Approximately 598,000 units of rental housing was financed by Fannie Mae in 2022, a significant majority of which were affordable to households earning at or below 120% of area median income (AMI), providing support for both workforce and affordable housing.

“We expect there will be economic headwinds in 2023 and that housing affordability will continue to remain a challenge for many homebuyers and renters,” said Almodovar. “We also know that Fannie Mae has the capabilities and dedication to help provide liquidity and stability, and to support homebuyers and renters throughout all economic cycles.”

The GSE’s multifamily business segment reported a net income of $2.2 billion and net revenues of $4.8 billion for 2022. In Q4, the segment recognized a $1.1 billion provision for credit losses, approximately $900 million of which related to the company’s seniors housing portfolio. This provision drove a $52 million net loss for the quarter. The company’s seniors housing portfolio has been disproportionately impacted by recent market conditions. As of December 31, 2022, nearly all of the seniors housing loans in the company’s guaranty book of business were current on their payments. However, a sharp rise in short-term interest rates during the latter half of 2022 put additional stress on its seniors housing portfolio that was already experiencing elevated vacancy rates compared to pre-pandemic levels and higher operating costs exacerbated by higher inflation in recent periods. As of December 31, 2022, the seniors housing portfolio had an unpaid principal balance of $16.6 billion, which constituted 4% of the company’s multifamily guaranty book of business. Approximately 40% of the seniors housing loans in the company’s multifamily guaranty book as of December 31, 2022 were adjustable-rate mortgages (ARMs).

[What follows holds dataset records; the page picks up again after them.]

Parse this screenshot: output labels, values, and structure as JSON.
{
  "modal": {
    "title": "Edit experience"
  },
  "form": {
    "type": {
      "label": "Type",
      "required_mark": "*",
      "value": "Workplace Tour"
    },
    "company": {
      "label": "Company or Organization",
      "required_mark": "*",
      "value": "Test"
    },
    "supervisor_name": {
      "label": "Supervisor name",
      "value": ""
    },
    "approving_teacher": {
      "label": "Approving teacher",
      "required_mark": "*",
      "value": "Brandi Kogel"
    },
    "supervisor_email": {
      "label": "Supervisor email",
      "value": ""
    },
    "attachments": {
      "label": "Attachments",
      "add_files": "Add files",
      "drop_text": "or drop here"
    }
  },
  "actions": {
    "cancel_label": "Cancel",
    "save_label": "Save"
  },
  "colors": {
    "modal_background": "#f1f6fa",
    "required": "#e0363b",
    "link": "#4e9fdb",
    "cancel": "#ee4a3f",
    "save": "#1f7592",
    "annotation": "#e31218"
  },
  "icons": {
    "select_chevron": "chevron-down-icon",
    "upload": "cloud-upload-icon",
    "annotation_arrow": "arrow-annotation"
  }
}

The multifamily serious delinquency rate decreased to 0.24% as of December 31, 2022, compared with 0.42% as of December 31, 2021, primarily as a result of loans that received forbearance resolving their delinquency through completion of their repayment plans or otherwise reinstating. Multifamily seriously delinquent loans are loans that are 60 days or more past due.


About Author: Eric C. Peck

Eric C. Peck has 20-plus years’ experience covering the mortgage industry, he most recently served as Editor-in-Chief for The Mortgage Press and National Mortgage Professional Magazine. Peck graduated from the New York Institute of Technology where he received his B.A. in Communication Arts/Media. After graduating, he began his professional career with Videography Magazine before landing in the mortgage space. Peck has edited three published books and has served as Copy Editor for Entrepreneur.com.

Check Also

More Homebuyers Are Moving to Places Endangered by Extreme Weather

Redfin reports that a record share of homebuyers nationwide are relocating to areas facing increasing climate risks, including metros that are often faced with extreme wind/hurricane risk and flooding.